- Exclusive deals and discounts on brands relevant to “life optimizers”
- Monthly community calls
- Private Q&As and access to Chris
- Full archive of calls and show content
So far, over 300 passionate supporters have signed up. Chris sees this as similar to AARP but for millennials.
Sell tools and resources your audience needs—for Chris, this has included his credit card optimization spreadsheet. He is also building a comprehensive course on travel hacking.
One-on-one consulting for people serious about starting a podcast or building their brand using his expertise.
Paid talks at companies, conferences, or organizations about topics related to the show and Chris’s knowledge base.
Growth Hacks to Attract More Listeners
When it comes to attracting more podcast listeners over time, Chris relies on several go-to strategies:
- Guesting on other shows, especially those catering to his target audience of optimizers and deal finders
- Promo swaps with other podcasters to cross-promote and share audiences
- Optimizing his show notes by adding chapters and links to provide value and build loyalty
- Asking niche fans to leave reviews to help validate the show to prospective listeners
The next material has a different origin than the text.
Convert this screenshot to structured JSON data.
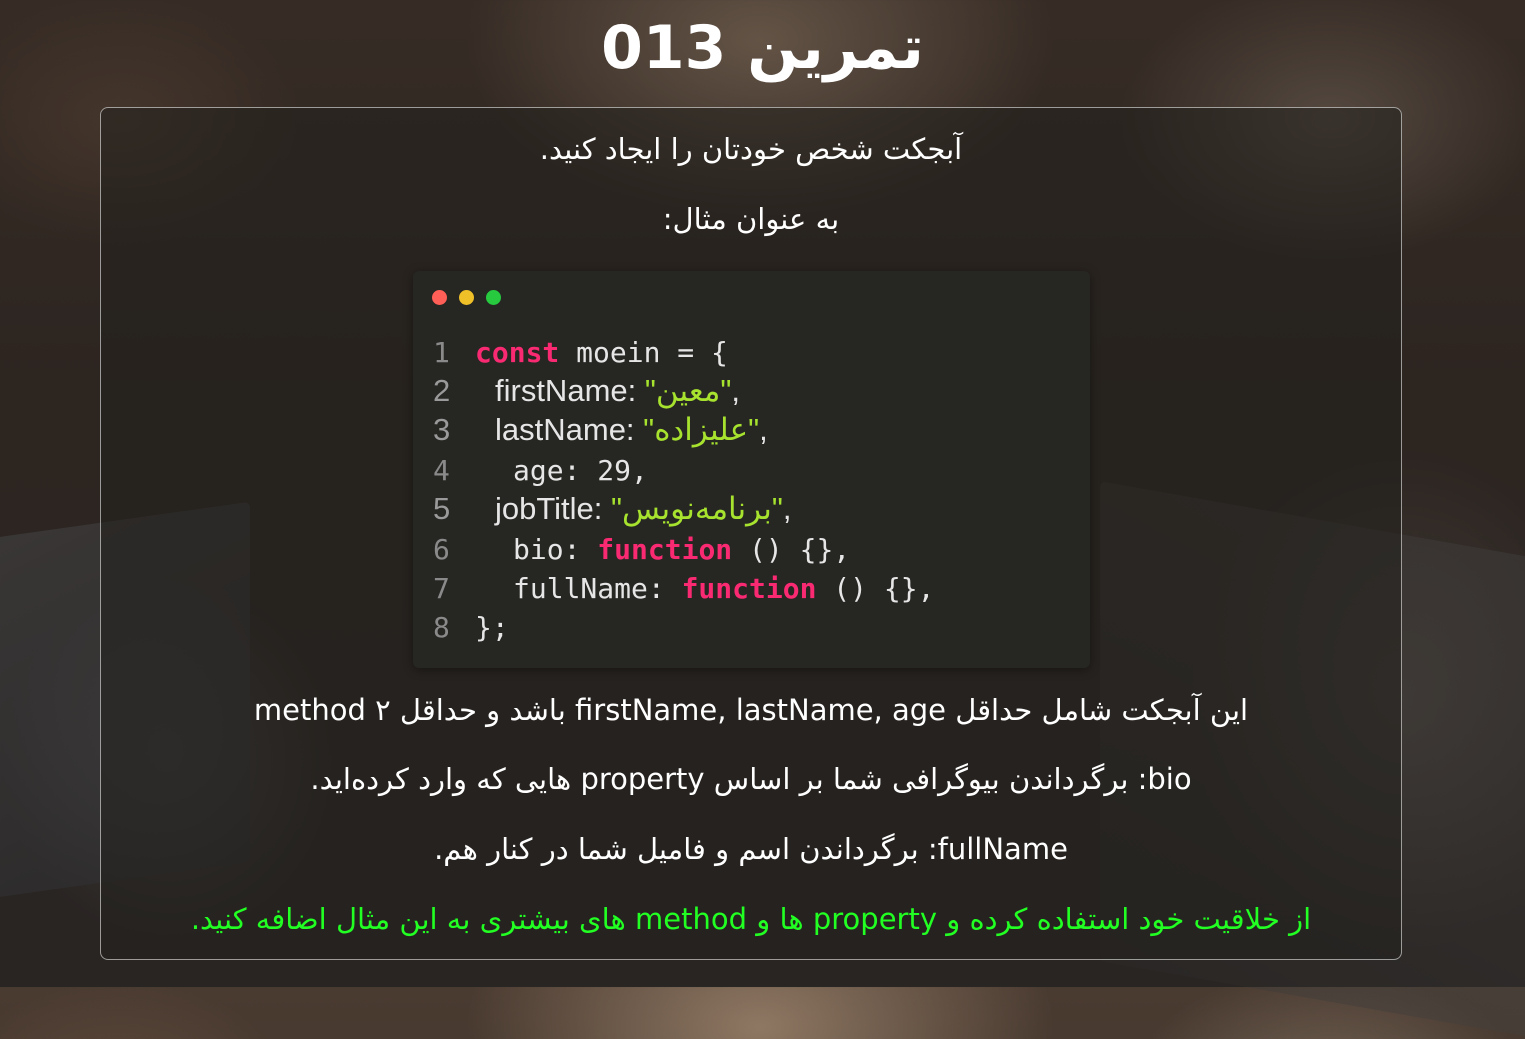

- Monitoring the news and trends for timely episode topics to tap into search demand
- Including a clear podcast recommendation in all emails and communications
What’s Next for All The Hacks?
Now that the podcast is established, Chris is looking to further grow his audience by adapting the content for more platforms:
- Repackaging podcast content into newsletters instead of mere transcripts
- Creating videos optimized specifically for YouTube, Instagram, TikTok
- Turning audio content into visual social posts ideal for Twitter (now X), LinkedIn
He plans to hire freelancers to help adapt the content in ways native to each platform.
But again, Chris emphasized following your own curiosity and excitement above all else. That genuine interest will drive longevity and creativity more than chasing any specific opportunity.
Chris’s journey growing All the Hacks provides several digestible but powerful tips you can apply in your own business:
- Leverage Existing Audiences
- Focus on Consistency
- Commit to One Platform
- Validate with Testing
- Engage True Fans
- Diversify Monetization
Chris’ #1 Tip for Side Hustle Nation
“Follow your curiosity.”